As was widely reported late yesterday afternoon, Omar Minaya went off the deep end during his Tony Bernazard press conference, strongly implying that The New York Daily News' Adam Rubin's reporting of the Bernazard shenanigans was motivated by Rubin being frustrated after not getting a job with the Mets for which he lobbied, or wanting to get Bernazard fired to take his job, or something along those lines. At least that's what I took from it. However you slice it, it was bizarre. Go watch it here if you missed it.
Rubin was livid during the presser -- thanks for the split screen SNY! -- and today he responds:
As I told the reporters who descended upon me after Minaya left the press conference, I have never, ever, asked Omar Minaya for a job. Or even career advice. Frankly, I've never been very close to him. What I have done, and what Mets COO Jeff Wilpon acknowledged later yesterday, is ask Wilpon for "career advice." My question: Is it even remotely feasible for a baseball writer to get into an administrative job with a team - any team - down the road and what would I need for that to be achieved?
Wilpon once invited me to his office at Citi Field for an advisory session. I never took him up on it.
Some people are complaining about Rubin's potential ethical lapses in all of this, but I don't have much of a problem with him talking generally with the Mets about his career prospects, if that's all he did. It's a tough world out there, and the kinds of journalistic integrity principles people cite in such situations - you can't possibly talk to the people you cover about anything! -- seem kind of quaint in a world where everyone is hustling to stay alive all the damn time. Besides, this is tabloid journalism we're talking about here. If what they're reporting is true -- and Rubin's stories about Bernazard have not been questioned on that front -- I really don't care what Rubin's career development plan looks like. And even if that truly matters, there is nothing short of Omar Minaya's insane ramblings to support the notion that Rubin wrote what he wrote out of spite or anything. The Bernazard stories were legit news, and he got the stories right. That, as they say, should be the end of the story.

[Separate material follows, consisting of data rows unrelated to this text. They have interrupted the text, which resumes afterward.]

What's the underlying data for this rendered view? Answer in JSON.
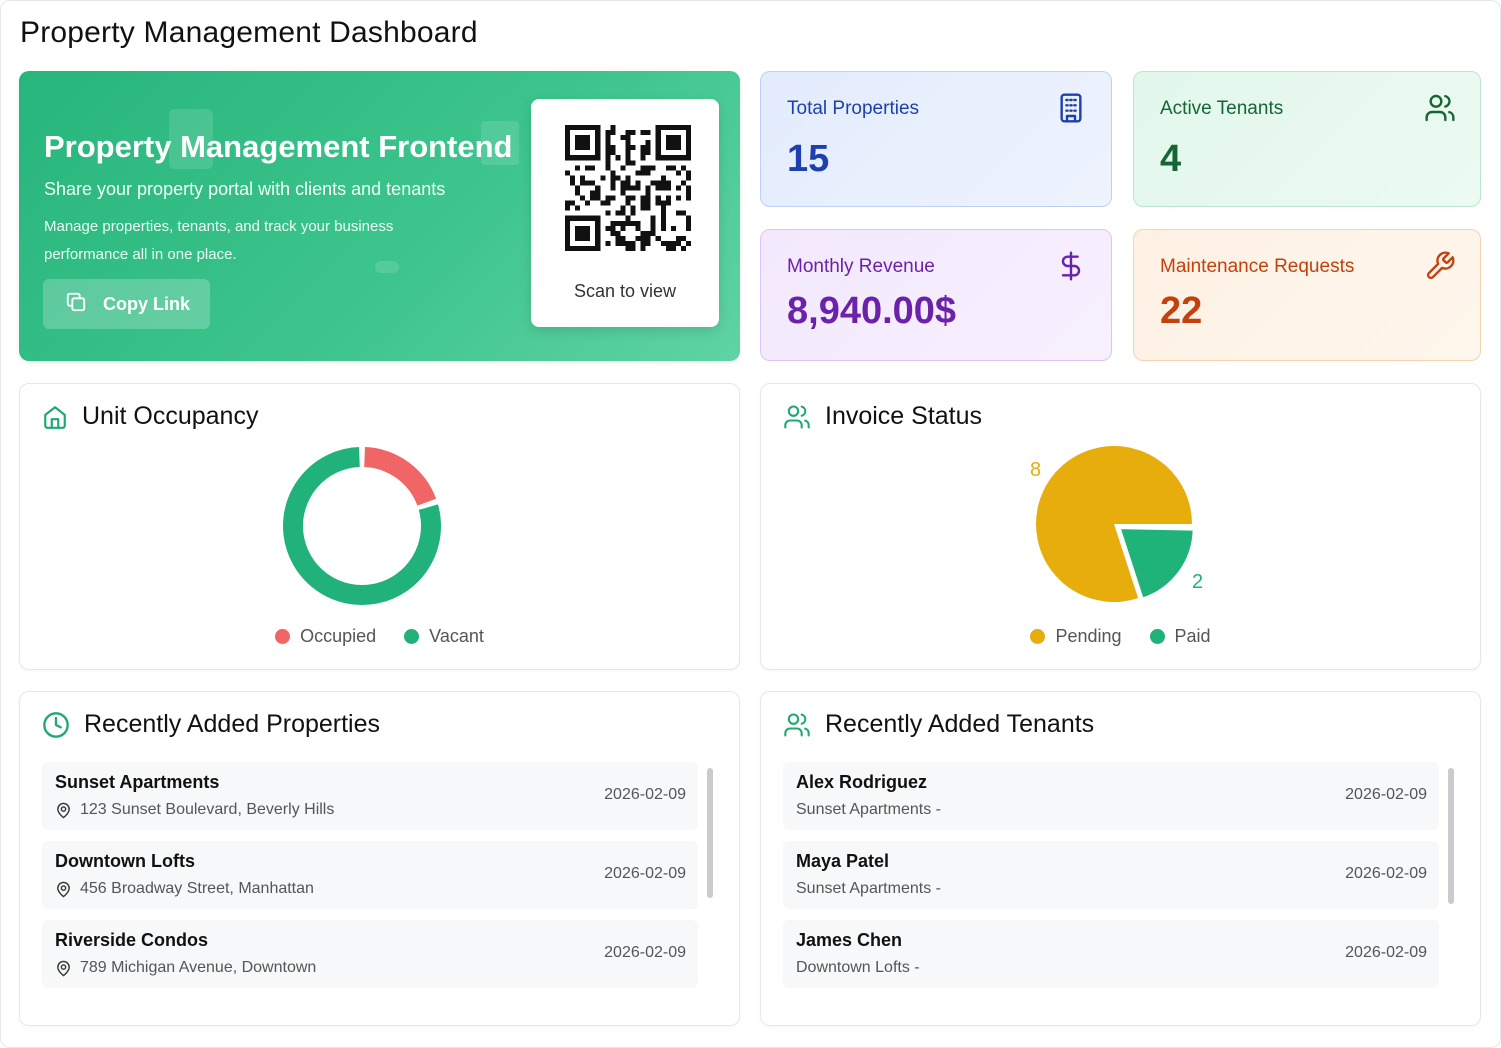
{
  "page": {
    "title": "Property Management Dashboard"
  },
  "hero": {
    "title": "Property Management Frontend",
    "subtitle": "Share your property portal with clients and tenants",
    "description": "Manage properties, tenants, and track your business performance all in one place.",
    "copy_button": "Copy Link",
    "qr_label": "Scan to view",
    "accent": "#2dba80"
  },
  "stats": {
    "total_properties": {
      "label": "Total Properties",
      "value": "15",
      "icon": "building-icon",
      "color": "#1e40af"
    },
    "active_tenants": {
      "label": "Active Tenants",
      "value": "4",
      "icon": "users-icon",
      "color": "#166534"
    },
    "monthly_revenue": {
      "label": "Monthly Revenue",
      "value": "8,940.00$",
      "icon": "dollar-icon",
      "color": "#6b21a8"
    },
    "maintenance_requests": {
      "label": "Maintenance Requests",
      "value": "22",
      "icon": "wrench-icon",
      "color": "#c2410c"
    }
  },
  "occupancy": {
    "title": "Unit Occupancy",
    "legend": [
      "Occupied",
      "Vacant"
    ]
  },
  "invoice": {
    "title": "Invoice Status",
    "legend": [
      "Pending",
      "Paid"
    ]
  },
  "chart_data": [
    {
      "type": "pie",
      "title": "Unit Occupancy",
      "variant": "donut",
      "categories": [
        "Occupied",
        "Vacant"
      ],
      "values": [
        1,
        4
      ],
      "colors": [
        "#f06565",
        "#20b27a"
      ]
    },
    {
      "type": "pie",
      "title": "Invoice Status",
      "categories": [
        "Pending",
        "Paid"
      ],
      "values": [
        8,
        2
      ],
      "data_labels": [
        "8",
        "2"
      ],
      "colors": [
        "#e6ad0c",
        "#1fb37a"
      ]
    }
  ],
  "recent_properties": {
    "title": "Recently Added Properties",
    "items": [
      {
        "name": "Sunset Apartments",
        "address": "123 Sunset Boulevard, Beverly Hills",
        "date": "2026-02-09"
      },
      {
        "name": "Downtown Lofts",
        "address": "456 Broadway Street, Manhattan",
        "date": "2026-02-09"
      },
      {
        "name": "Riverside Condos",
        "address": "789 Michigan Avenue, Downtown",
        "date": "2026-02-09"
      }
    ]
  },
  "recent_tenants": {
    "title": "Recently Added Tenants",
    "items": [
      {
        "name": "Alex Rodriguez",
        "property": "Sunset Apartments -",
        "date": "2026-02-09"
      },
      {
        "name": "Maya Patel",
        "property": "Sunset Apartments -",
        "date": "2026-02-09"
      },
      {
        "name": "James Chen",
        "property": "Downtown Lofts -",
        "date": "2026-02-09"
      }
    ]
  }
}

The bigger question here is why anyone lets Omar Minaya near a microphone. Or near the controls of a baseball team for that matter. Bernazard was his guy, and look how well that turned out. The Mets are his team, and look how good that's going. Rather than take responsibility for any of that, he's setting the phasers for "paranoid" and going out and attacking reporters.
If I worked for the Mets' media relations department, I'd be hesitant to knock down the press conference table this morning, because by all rights there should be another one very, very soon.